__EXERCISE INPUTS__.
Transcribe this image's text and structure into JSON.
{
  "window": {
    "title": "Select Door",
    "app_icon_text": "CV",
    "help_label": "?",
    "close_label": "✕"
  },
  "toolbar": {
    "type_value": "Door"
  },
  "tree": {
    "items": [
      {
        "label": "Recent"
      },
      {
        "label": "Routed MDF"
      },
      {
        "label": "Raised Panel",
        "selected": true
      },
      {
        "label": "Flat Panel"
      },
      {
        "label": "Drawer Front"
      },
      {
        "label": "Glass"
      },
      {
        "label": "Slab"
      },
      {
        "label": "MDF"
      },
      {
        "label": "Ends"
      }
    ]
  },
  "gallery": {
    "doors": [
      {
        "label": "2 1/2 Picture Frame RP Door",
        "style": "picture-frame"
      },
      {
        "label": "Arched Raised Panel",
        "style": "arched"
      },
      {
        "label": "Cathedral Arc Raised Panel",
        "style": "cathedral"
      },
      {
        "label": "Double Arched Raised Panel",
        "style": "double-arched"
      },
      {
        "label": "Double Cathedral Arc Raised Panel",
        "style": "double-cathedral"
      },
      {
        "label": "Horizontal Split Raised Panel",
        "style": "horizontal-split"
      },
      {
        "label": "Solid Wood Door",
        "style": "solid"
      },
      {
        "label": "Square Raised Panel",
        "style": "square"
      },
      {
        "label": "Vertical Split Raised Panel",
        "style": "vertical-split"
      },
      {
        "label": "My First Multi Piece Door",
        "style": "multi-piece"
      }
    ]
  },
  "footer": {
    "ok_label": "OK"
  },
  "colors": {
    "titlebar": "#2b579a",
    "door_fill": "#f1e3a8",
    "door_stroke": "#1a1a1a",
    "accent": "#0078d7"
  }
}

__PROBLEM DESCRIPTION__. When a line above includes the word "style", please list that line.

__PROBLEM SOLUTION__.
        "style": "picture-frame"
        "style": "arched"
        "style": "cathedral"
        "style": "double-arched"
        "style": "double-cathedral"
        "style": "horizontal-split"
        "style": "solid"
        "style": "square"
        "style": "vertical-split"
        "style": "multi-piece"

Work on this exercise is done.